Despite his positive intentions with the starting XI, Tottenham registered just two shots on target in the whole match.

"Our performance was better in the second half, I thought we kept possession better without opening Arsenal up too many times," Sherwood opined. "As a whole, I don't think we disgraced ourselves, I think we belong on the same field and in the same company as the likes of Arsenal, and we've just got to take this out of our mind now and get on with the league programme which starts next week."

"It's been six games in 17 days with the smallest squad in the league at the moment, because of the amount of injuries that we've had," Sherwood added. "They showed great character and I'm proud of them.

"We were fatigued. A little bit of sharpness was missing but it could have gone either way in the second half. I thought we were in the ascendant, and then they go break away and score a second, and then the game's over, really."

Arguably Arsenal's best performance since they beat Cardiff in November, Arsène Wenger heralded a "well controlled" win, but talk inevitably turned to German Serge Gnabry, only 18, who shone on only his eighth appearance of the season.

"He had some good games, maybe not at home, but he played well at Swansea and Crystal Palace and today he showed his quality," Wenger admitted. "He had a very good game.

"He's a very young boy and has the quality. He's very bright and has a very good football brain. I'm a strong believer in Serge Gnabry because I integrated him last year at the beginning of the season, but let's not make superstars with one game. The top level is consistency but the ingredients are there. He has to show he can turn up with these kinds of performances every game."

Theo Walcott's "2-0" gesture in front of apoplectic Tottenham fans, who hurled missiles at him, was dismissed as "maybe a bit of banter" by Sherwood, while Wenger suggested it "what he did was not offensive... It doesn't even look aggressive, he's smiling" and said he should not be charged by the Football Association.

"The doctor said to me the coins had been raining over his head and they had to protect him, so maybe that's why he did that."

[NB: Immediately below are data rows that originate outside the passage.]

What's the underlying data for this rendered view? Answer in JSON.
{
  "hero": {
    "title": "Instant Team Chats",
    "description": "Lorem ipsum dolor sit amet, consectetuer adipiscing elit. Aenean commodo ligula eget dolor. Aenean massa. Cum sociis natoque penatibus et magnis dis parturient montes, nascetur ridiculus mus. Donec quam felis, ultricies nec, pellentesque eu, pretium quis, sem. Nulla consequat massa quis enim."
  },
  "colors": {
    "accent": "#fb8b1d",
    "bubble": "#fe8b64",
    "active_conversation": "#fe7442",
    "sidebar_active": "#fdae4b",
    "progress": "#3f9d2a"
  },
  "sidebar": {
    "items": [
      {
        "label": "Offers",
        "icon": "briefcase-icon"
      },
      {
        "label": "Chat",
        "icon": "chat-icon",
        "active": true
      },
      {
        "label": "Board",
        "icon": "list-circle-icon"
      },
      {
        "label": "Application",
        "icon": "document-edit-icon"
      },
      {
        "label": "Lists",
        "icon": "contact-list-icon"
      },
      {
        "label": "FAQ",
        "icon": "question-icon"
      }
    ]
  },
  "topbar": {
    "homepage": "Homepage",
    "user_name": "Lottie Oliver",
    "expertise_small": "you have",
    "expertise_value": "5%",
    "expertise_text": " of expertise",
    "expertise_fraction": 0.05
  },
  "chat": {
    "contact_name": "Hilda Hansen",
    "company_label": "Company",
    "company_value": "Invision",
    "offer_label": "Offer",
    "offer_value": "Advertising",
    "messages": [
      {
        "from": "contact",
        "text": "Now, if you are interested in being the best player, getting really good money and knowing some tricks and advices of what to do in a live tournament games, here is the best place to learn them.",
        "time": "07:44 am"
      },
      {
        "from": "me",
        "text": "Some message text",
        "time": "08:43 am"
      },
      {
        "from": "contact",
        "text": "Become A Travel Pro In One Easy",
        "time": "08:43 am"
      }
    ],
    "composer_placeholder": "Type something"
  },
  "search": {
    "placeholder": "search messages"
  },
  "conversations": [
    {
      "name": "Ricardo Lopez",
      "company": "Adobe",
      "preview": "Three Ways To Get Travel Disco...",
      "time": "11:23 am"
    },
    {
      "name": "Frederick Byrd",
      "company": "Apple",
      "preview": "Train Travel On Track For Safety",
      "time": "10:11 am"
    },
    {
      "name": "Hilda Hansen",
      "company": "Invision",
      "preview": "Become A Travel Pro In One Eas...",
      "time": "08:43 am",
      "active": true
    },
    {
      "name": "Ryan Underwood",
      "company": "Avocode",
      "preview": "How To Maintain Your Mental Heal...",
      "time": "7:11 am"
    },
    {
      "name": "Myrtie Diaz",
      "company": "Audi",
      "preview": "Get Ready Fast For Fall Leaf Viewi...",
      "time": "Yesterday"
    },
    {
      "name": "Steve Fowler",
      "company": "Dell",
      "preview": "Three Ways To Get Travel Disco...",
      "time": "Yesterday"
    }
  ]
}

Wenger said Walcott came off with a knee problem, but does not know "whether it was a stretched ligament or a kick". Nicklas Bendtner is out for a month.